━━━ Records provided ━━━

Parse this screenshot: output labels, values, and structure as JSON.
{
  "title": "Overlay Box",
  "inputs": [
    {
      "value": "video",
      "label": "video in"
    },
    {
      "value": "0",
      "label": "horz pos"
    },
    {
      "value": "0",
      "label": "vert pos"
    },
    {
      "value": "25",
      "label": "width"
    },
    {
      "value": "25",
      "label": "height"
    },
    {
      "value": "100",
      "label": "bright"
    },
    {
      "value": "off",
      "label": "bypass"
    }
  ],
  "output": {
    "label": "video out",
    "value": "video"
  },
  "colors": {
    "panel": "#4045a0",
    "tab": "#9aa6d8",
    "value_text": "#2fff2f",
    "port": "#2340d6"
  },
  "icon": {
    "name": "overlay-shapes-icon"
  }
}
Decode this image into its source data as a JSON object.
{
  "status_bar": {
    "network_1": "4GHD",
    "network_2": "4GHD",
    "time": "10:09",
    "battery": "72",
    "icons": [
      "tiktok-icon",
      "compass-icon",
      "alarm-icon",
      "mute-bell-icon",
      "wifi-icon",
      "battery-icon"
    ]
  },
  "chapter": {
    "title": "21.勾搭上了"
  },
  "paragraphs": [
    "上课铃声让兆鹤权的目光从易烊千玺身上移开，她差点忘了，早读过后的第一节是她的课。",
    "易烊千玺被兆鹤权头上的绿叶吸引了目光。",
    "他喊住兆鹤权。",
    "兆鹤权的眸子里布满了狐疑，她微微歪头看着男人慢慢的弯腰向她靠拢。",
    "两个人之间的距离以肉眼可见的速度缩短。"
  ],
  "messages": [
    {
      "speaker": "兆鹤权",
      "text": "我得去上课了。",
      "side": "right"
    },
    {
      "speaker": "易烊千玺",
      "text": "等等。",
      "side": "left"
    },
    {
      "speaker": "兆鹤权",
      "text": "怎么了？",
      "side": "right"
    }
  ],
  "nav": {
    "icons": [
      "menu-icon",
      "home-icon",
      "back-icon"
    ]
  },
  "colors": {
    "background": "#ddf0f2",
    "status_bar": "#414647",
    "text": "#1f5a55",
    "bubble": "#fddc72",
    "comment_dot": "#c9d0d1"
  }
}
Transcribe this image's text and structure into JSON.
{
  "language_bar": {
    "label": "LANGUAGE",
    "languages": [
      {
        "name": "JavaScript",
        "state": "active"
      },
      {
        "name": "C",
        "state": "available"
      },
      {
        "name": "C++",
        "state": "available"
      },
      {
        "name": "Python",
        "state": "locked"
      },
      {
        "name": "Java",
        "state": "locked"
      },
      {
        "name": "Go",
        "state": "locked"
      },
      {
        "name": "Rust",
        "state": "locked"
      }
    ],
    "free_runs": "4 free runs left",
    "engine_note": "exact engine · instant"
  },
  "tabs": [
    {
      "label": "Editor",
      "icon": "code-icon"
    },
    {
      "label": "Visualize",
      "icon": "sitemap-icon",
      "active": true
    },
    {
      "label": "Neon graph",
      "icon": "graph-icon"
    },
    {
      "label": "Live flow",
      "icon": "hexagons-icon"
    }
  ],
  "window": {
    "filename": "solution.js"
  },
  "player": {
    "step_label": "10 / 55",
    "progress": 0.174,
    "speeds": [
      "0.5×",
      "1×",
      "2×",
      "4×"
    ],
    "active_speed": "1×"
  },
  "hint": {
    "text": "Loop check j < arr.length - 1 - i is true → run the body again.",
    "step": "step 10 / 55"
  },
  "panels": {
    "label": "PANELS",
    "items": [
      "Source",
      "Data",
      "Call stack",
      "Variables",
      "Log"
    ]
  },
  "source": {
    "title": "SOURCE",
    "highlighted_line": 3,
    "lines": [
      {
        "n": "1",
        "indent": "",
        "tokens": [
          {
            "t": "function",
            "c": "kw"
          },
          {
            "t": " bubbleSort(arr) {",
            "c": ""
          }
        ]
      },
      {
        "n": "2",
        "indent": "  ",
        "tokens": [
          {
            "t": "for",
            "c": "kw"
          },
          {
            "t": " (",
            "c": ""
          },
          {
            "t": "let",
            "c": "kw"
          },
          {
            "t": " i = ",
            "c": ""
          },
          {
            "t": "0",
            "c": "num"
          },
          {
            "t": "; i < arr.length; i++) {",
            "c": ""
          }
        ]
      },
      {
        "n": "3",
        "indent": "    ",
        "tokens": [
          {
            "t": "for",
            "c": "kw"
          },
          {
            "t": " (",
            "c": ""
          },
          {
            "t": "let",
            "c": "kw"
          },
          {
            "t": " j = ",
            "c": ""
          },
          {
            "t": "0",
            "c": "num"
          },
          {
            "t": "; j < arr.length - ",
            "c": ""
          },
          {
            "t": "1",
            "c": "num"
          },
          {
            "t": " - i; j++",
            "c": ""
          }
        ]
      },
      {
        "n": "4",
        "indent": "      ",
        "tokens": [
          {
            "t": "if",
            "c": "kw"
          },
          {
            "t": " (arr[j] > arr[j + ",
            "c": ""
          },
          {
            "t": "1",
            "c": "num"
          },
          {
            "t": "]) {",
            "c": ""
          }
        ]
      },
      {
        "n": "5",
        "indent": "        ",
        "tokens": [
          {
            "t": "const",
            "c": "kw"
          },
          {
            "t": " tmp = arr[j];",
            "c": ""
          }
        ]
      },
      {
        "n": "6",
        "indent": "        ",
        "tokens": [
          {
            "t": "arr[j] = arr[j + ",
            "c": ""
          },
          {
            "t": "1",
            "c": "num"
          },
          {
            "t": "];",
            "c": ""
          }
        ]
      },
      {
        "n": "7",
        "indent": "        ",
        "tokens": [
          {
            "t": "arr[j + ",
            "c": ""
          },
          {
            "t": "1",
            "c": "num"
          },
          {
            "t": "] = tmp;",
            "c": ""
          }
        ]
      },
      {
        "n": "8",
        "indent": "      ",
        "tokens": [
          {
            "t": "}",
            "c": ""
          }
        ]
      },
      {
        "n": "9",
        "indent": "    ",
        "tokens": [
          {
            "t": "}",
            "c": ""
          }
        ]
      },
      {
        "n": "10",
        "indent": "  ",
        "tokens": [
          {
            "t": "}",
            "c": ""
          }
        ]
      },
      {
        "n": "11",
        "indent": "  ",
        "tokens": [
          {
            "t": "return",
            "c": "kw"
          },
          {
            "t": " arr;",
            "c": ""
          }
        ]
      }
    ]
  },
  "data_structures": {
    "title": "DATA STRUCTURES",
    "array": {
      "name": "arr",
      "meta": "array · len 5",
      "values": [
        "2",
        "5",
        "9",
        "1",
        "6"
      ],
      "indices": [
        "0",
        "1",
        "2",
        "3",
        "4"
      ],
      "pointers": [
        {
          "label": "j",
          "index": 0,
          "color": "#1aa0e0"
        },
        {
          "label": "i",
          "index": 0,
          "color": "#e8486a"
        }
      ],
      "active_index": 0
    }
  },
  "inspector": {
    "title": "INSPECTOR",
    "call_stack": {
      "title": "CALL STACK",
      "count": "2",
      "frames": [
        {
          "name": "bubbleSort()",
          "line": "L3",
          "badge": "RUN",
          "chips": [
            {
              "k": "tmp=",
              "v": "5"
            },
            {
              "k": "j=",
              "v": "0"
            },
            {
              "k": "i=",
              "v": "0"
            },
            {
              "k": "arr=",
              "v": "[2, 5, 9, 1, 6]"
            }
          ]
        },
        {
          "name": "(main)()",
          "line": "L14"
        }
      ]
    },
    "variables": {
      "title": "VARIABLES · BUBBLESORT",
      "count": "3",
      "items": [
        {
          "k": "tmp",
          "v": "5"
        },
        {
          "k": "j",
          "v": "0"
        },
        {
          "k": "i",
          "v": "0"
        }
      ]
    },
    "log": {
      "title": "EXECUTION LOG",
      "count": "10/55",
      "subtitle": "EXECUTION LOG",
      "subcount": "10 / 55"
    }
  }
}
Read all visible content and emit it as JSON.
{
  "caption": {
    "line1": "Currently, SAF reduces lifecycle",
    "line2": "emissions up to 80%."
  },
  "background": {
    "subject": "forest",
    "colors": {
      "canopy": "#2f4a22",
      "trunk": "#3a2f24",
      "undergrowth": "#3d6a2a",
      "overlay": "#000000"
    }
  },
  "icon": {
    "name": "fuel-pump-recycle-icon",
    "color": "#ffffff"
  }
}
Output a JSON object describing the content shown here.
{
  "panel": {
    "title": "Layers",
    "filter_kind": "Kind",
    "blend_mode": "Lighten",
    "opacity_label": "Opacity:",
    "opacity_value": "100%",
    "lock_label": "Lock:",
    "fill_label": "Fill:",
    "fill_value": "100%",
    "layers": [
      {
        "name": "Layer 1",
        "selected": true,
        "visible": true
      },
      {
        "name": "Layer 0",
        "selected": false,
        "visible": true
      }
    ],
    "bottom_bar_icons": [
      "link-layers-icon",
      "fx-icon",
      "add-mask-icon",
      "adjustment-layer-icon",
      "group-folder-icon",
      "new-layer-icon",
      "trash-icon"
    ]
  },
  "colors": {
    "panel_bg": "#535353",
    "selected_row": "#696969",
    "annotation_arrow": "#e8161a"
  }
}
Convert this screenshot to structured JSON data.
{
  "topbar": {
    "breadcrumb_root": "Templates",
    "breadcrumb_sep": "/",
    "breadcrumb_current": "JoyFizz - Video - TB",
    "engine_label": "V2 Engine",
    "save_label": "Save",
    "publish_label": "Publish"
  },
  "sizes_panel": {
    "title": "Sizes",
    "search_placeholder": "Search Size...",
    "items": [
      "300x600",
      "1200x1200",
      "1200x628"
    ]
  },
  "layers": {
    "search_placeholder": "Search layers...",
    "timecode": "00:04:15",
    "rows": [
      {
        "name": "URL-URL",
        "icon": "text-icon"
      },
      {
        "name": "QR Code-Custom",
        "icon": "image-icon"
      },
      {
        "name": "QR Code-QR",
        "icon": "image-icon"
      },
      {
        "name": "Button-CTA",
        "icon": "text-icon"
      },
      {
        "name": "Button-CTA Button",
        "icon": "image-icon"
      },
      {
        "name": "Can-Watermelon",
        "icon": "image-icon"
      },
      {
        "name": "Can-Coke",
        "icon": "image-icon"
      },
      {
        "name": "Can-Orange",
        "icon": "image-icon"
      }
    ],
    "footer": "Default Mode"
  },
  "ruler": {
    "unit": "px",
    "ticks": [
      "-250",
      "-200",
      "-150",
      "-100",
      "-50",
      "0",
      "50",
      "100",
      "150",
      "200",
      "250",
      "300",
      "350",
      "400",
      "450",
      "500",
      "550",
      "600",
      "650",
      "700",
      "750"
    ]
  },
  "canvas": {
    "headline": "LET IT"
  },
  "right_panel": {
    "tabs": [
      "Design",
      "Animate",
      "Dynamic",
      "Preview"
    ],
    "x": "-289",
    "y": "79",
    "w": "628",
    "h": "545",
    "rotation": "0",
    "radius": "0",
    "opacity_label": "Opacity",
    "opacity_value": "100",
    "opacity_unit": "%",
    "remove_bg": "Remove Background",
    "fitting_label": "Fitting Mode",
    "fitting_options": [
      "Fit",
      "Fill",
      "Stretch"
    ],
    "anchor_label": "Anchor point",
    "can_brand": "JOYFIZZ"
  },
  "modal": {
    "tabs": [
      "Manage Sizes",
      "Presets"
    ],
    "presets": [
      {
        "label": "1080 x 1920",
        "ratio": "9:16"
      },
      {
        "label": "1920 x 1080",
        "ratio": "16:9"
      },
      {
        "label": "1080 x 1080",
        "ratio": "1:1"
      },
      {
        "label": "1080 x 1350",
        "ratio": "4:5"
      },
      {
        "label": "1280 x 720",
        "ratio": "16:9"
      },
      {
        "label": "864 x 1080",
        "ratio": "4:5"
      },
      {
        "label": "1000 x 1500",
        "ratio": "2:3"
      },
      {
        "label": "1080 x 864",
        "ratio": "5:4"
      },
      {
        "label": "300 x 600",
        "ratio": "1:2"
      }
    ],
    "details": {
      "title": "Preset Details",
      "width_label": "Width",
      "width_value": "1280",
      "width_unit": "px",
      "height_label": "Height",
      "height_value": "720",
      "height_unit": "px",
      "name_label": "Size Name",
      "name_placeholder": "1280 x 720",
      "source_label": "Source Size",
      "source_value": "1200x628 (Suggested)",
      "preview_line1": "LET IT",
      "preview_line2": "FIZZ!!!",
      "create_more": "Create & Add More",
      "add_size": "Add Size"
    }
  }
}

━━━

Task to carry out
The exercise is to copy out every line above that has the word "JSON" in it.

Completed task
Parse this screenshot: output labels, values, and structure as JSON.
Decode this image into its source data as a JSON object.
Transcribe this image's text and structure into JSON.
Read all visible content and emit it as JSON.
Output a JSON object describing the content shown here.
Convert this screenshot to structured JSON data.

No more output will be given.